So say they deliberately string on the base to draw out hype. Well, 6~7 months into the game, and more than half of the YouTuber (aka their marketing extensions) threaten to quit/move on (BenTimm, Mystic7, Reversal, Clare, MoreAliA, etc.). For more than 8 months, almost all players tell them that they need better communication, like hiring a Community Relations Manager. But no, they stick to their script of "hey, if we surprise them, they'd love it - it's Pokemon! Can't go wrong with that!" Well, instead of losing ~1/2 of the player base that they were gonna lose no matter what they do, they lost something like 3/4 of the player base. Some of that difference were paying customers. No matter which marketing angle you look at it, it's massive loss in both the momentum and the revenue stream.
To ride the initial F2P hype right, you need to ride from one hype wave to the next, keep the contents rolling on a bi-weekly basis, yeah, like does quests that almost all F2P and/or MMO games do and prove that it is one of the primary ways to string on the base and keep them tethered. A success example to look at is how Warframe do bi-weekly community interactions, give out small but valuable items in-game, listen to the player base and actually ACKNOWLEDGE them, let players' imagination participate in the game evolution, no matter how small a roll.

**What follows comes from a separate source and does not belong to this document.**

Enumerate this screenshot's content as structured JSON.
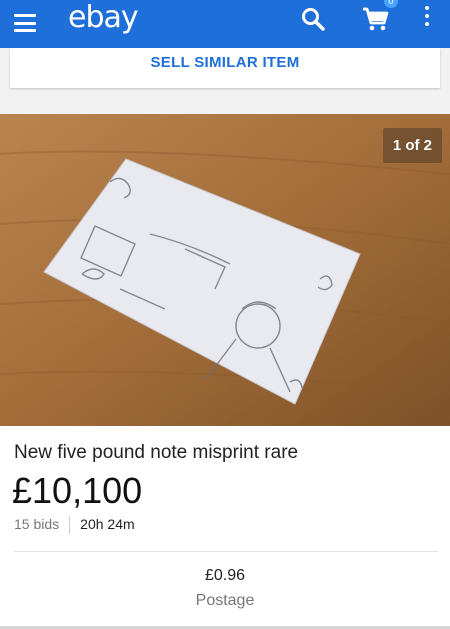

Ugh, don't get me started on watching how to run the billion-dollar, genre-pioneering AR game in the worst imaginable ways in marketing...